Perhaps for this reason, the position of Speaker was specifically excluded from a rule that persisted until 1999 requiring all other House officials to be elected by “viva voce” (roll call) vote.
The history of this provision is telling. For the first 50 years of the Republic, the people’s representatives elected the Speaker by secret ballot. Then, in 1839, the House opted to elect its speakers in a public roll call vote for the first time, despite “much opposition to the method.”
Curiously, however, in 1880 the House Committee on Rules specifically singled out the Speaker from the list of officials who must be elected by roll call vote, leaving the Speaker open to a secret ballot election. The histories of the House make clear that “it seems to have been the intention that the House on each occasion should determine how it would elect its Speaker.”
Today, at the start of a new year, the political headlines are awash with rumors of dissatisfaction with Speaker Boehner in Republican ranks. There is suspicion the Speaker retaliated against Representatives who expressed sincere policy differences by stripping them of their committee assignments. The Speaker’s supporters counter that he preserved the majority.
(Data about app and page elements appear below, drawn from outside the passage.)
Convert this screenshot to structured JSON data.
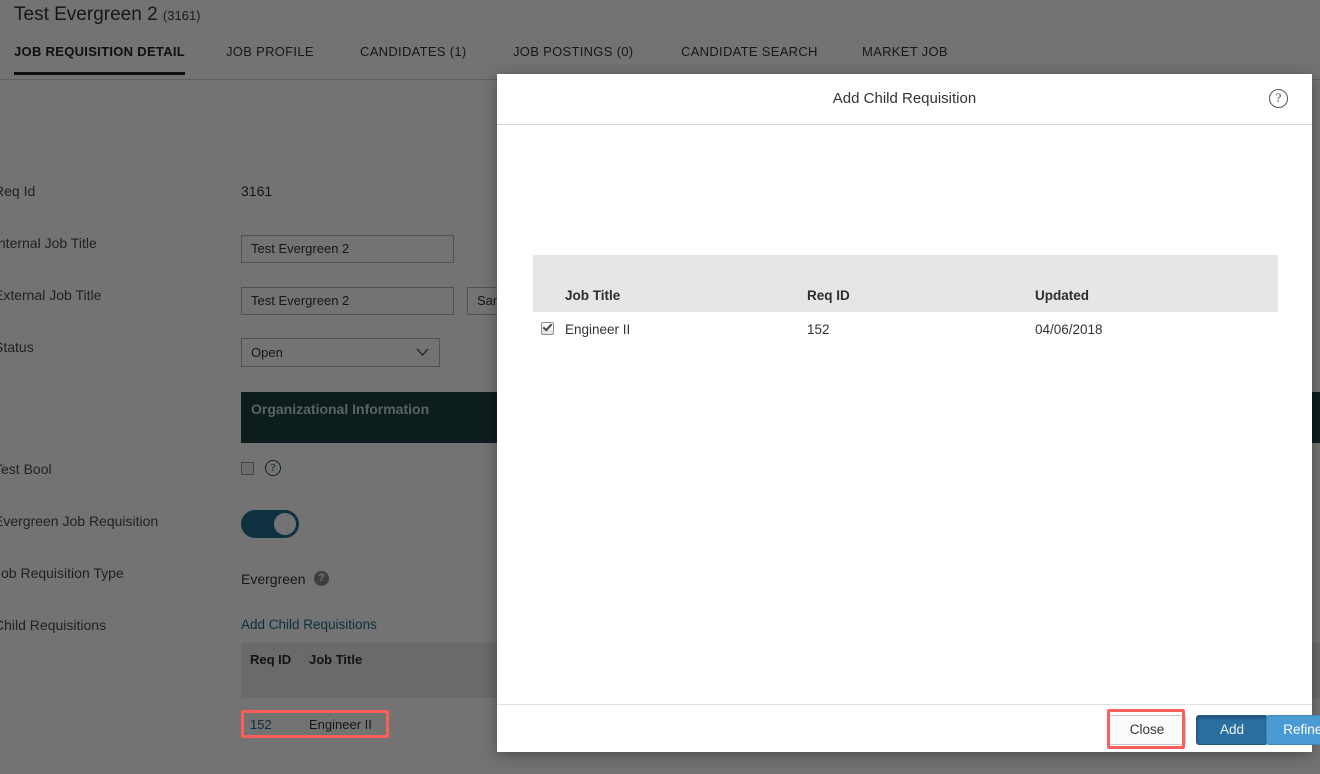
{
  "page": {
    "title": "Test Evergreen 2",
    "req_number": "(3161)"
  },
  "tabs": [
    {
      "label": "JOB REQUISITION DETAIL",
      "active": true
    },
    {
      "label": "JOB PROFILE",
      "active": false
    },
    {
      "label": "CANDIDATES (1)",
      "active": false
    },
    {
      "label": "JOB POSTINGS (0)",
      "active": false
    },
    {
      "label": "CANDIDATE SEARCH",
      "active": false
    },
    {
      "label": "MARKET JOB",
      "active": false
    }
  ],
  "form": {
    "req_id_label": "Req Id",
    "req_id_value": "3161",
    "internal_job_title_label": "Internal Job Title",
    "internal_job_title_value": "Test Evergreen 2",
    "external_job_title_label": "External Job Title",
    "external_job_title_value": "Test Evergreen 2",
    "external_secondary_value": "San",
    "status_label": "Status",
    "status_value": "Open",
    "section_band_label": "Organizational Information",
    "test_bool_label": "Test Bool",
    "test_bool_help": "?",
    "evergreen_toggle_label": "Evergreen Job Requisition",
    "job_requisition_type_label": "Job Requisition Type",
    "job_requisition_type_value": "Evergreen",
    "job_requisition_type_help": "?",
    "child_requisitions_label": "Child Requisitions",
    "add_child_requisitions_link": "Add Child Requisitions",
    "child_table": {
      "columns": [
        "Req ID",
        "Job Title"
      ],
      "rows": [
        {
          "req_id": "152",
          "job_title": "Engineer II"
        }
      ]
    }
  },
  "modal": {
    "title": "Add Child Requisition",
    "help_icon_label": "?",
    "table": {
      "columns": [
        "Job Title",
        "Req ID",
        "Updated"
      ],
      "rows": [
        {
          "checked": true,
          "job_title": "Engineer II",
          "req_id": "152",
          "updated": "04/06/2018"
        }
      ]
    },
    "buttons": {
      "close": "Close",
      "add": "Add",
      "refine_search": "Refine Search"
    }
  },
  "colors": {
    "accent_teal": "#1d4044",
    "toggle_on": "#1d6e8c",
    "link": "#1c6a86",
    "primary_button": "#4a9ad4",
    "pressed_button": "#2b6ea0",
    "annotation": "#fb5f5a",
    "overlay": "rgba(0,0,0,0.55)"
  }
}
Detractors counter the victory was all in the redistricting.
The surest way to calm the tension is to permit the Representatives to vote their conscience in electing a Speaker. The only way that can happen is if the election is held by secret ballot so there is no fear of retaliation. Even if the dissenters lose, they can respect the result as flowing from a fair process.
Republicans should not fear the secret ballot. Nancy Pelosi will not become Speaker even if all Democrats unite behind her.
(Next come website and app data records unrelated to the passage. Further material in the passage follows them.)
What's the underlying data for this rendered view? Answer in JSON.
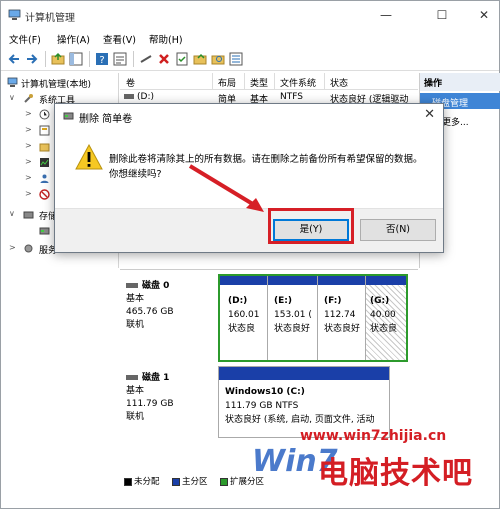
{
  "window": {
    "title": "计算机管理"
  },
  "menubar": {
    "file": "文件(F)",
    "action": "操作(A)",
    "view": "查看(V)",
    "help": "帮助(H)"
  },
  "tree": {
    "root": "计算机管理(本地)",
    "system_tools": "系统工具",
    "storage": "存储",
    "services": "服务"
  },
  "grid": {
    "headers": [
      "卷",
      "布局",
      "类型",
      "文件系统",
      "状态"
    ],
    "row": {
      "volume": "(D:)",
      "layout": "简单",
      "type": "基本",
      "fs": "NTFS",
      "status": "状态良好 (逻辑驱动"
    }
  },
  "actions": {
    "header": "操作",
    "selected": "磁盘管理",
    "more": "更多..."
  },
  "disks": [
    {
      "title": "磁盘 0",
      "kind": "基本",
      "size": "465.76 GB",
      "state": "联机",
      "partitions": [
        {
          "label": "(D:)",
          "size": "160.01",
          "status": "状态良"
        },
        {
          "label": "(E:)",
          "size": "153.01 (",
          "status": "状态良好"
        },
        {
          "label": "(F:)",
          "size": "112.74",
          "status": "状态良好"
        },
        {
          "label": "(G:)",
          "size": "40.00",
          "status": "状态良"
        }
      ]
    },
    {
      "title": "磁盘 1",
      "kind": "基本",
      "size": "111.79 GB",
      "state": "联机",
      "partitions": [
        {
          "label": "Windows10  (C:)",
          "size": "111.79 GB NTFS",
          "status": "状态良好 (系统, 启动, 页面文件, 活动"
        }
      ]
    }
  ],
  "legend": [
    "未分配",
    "主分区",
    "扩展分区"
  ],
  "dialog": {
    "title": "删除 简单卷",
    "message": "删除此卷将清除其上的所有数据。请在删除之前备份所有希望保留的数据。你想继续吗?",
    "yes_label": "是(Y)",
    "no_label": "否(N)"
  },
  "watermark": {
    "url": "www.win7zhijia.cn",
    "brand": "电脑技术吧",
    "win": "Win7"
  },
  "colors": {
    "primary_partition": "#1a3fa8",
    "highlight": "#d61f26",
    "accent": "#0078d7"
  }
}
The reason is that to become Speaker it is not enough to win a plurality. One must win an absolute majority of all votes cast for an individual. So even if all 201 Democrats vote for Pelosi, Boehner gets 1 vote, and the remaining 233 Republicans each vote for a different individual, Pelosi does not win. Pelosi would need 218 to reach a majority of the 435 votes cast for an individual. Since Republicans have a 33 vote advantage in the House, the only way Pelosi wins is if 17 Boehner opponents affirmatively vote for her or abstain rather than simply vote for an alternative candidate.
Both these scenarios are easily avoided.
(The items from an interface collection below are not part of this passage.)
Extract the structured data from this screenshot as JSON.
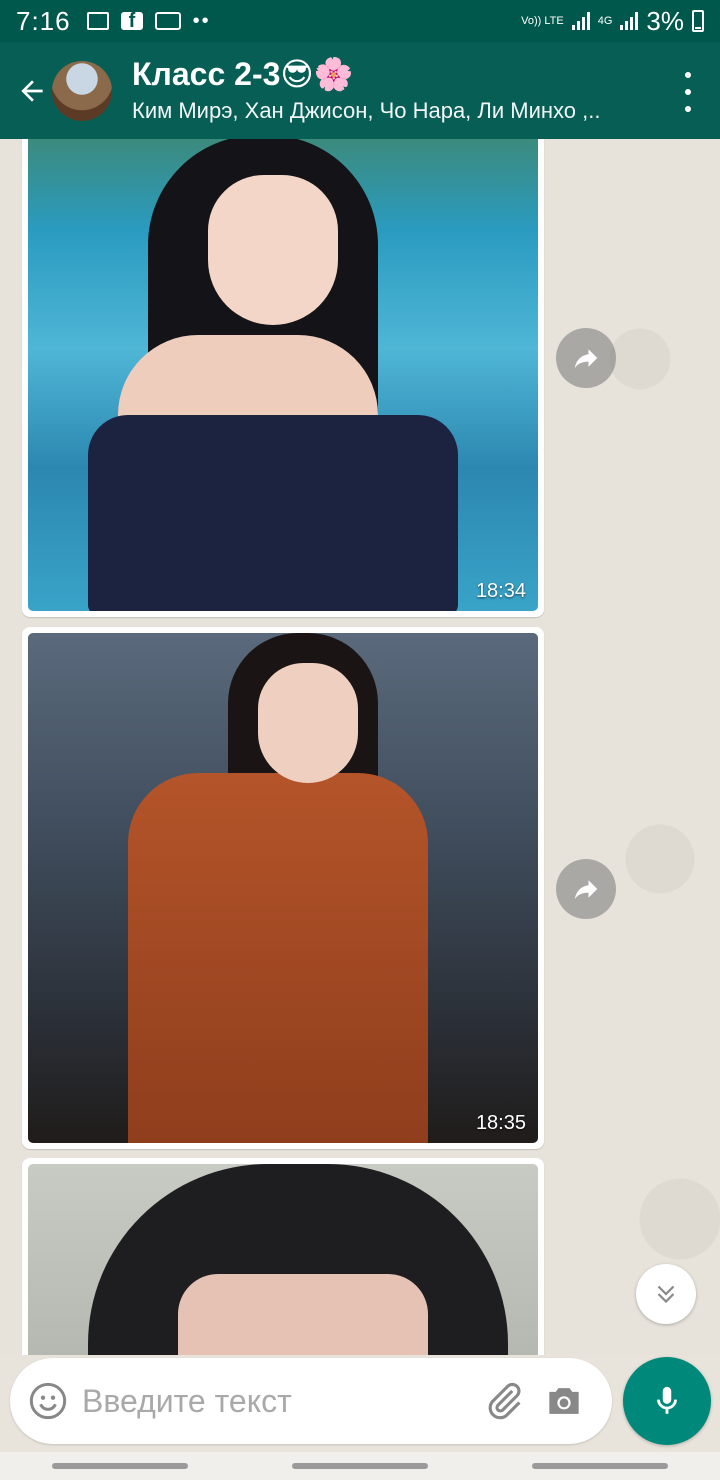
{
  "status_bar": {
    "time": "7:16",
    "volte_label": "Vo)) LTE",
    "network_label": "4G",
    "battery": "3%"
  },
  "header": {
    "title": "Класс 2-3😎🌸",
    "subtitle": "Ким Мирэ, Хан Джисон, Чо Нара, Ли Минхо ,.."
  },
  "messages": [
    {
      "type": "image",
      "time": "18:34"
    },
    {
      "type": "image",
      "time": "18:35"
    },
    {
      "type": "image",
      "time": ""
    }
  ],
  "composer": {
    "placeholder": "Введите текст"
  },
  "colors": {
    "header": "#075e54",
    "status_bar": "#00574b",
    "accent": "#00897b"
  }
}
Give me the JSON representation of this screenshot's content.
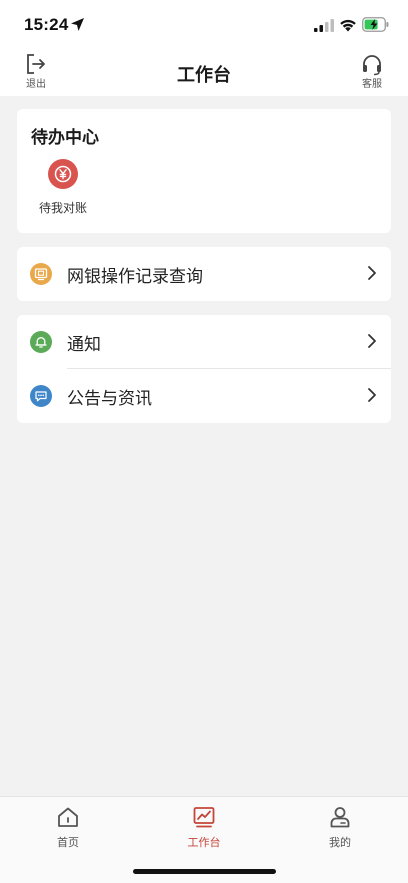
{
  "status_bar": {
    "time": "15:24",
    "icons": [
      "location-arrow-icon",
      "cellular-signal-icon",
      "wifi-icon",
      "battery-charging-icon"
    ]
  },
  "nav": {
    "title": "工作台",
    "left_label": "退出",
    "left_icon": "logout-icon",
    "right_label": "客服",
    "right_icon": "headset-icon"
  },
  "todo": {
    "title": "待办中心",
    "items": [
      {
        "label": "待我对账",
        "icon": "yen-icon",
        "color": "#d9534f"
      }
    ]
  },
  "menu": {
    "records": {
      "label": "网银操作记录查询",
      "icon": "screen-record-icon",
      "color": "#e9a84a"
    },
    "notify": {
      "label": "通知",
      "icon": "bell-icon",
      "color": "#5aaa57"
    },
    "news": {
      "label": "公告与资讯",
      "icon": "chat-bubble-icon",
      "color": "#3f86c9"
    }
  },
  "tabbar": {
    "tabs": [
      {
        "label": "首页",
        "icon": "home-icon",
        "active": false
      },
      {
        "label": "工作台",
        "icon": "chart-icon",
        "active": true
      },
      {
        "label": "我的",
        "icon": "user-icon",
        "active": false
      }
    ],
    "active_color": "#c4463a",
    "inactive_color": "#555555"
  }
}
The same argument applies if fewer than 435 Members show up to vote. The magic number for the required absolute majority would be less than 218, but Pelosi still cannot get there so long as there are more Republicans in the room than Democrats and they don’t abstain. And why would they abstain when the vote is secret?
There is, however, the possibility that a third party could mount a campaign for Speaker. There is no requirement the Speaker must even be a member of the House so theoretically even Donald Trump could pull votes from both parties and win. (He is a great negotiator and might love to tell the current Speaker, “You’re fired!”)
The secret ballot would free members of Congress to insist upon House Rules reform such as requiring regular order so all members have input into bills before they reach the floor.
Progressive Republicans did just this in the 1923 Speaker elections. Even without the cover of a secret ballot they denied the presumptive Speaker an absolute majority through eight successive rounds of voting until the leadership agreed to reforms that returned power to the members.
All it takes to reinstate the secret ballot is for a member to make a motion for it on the floor. This motion is privileged, debatable and passes with a simple majority. On January 3, any Representative, Democrat or Republican, can make that motion. A true leader would do it himself to prove he doesn’t need union boss tactics to win elections.
Mendy Finkel is a Columbia Law School graduate and a frequent political commentator.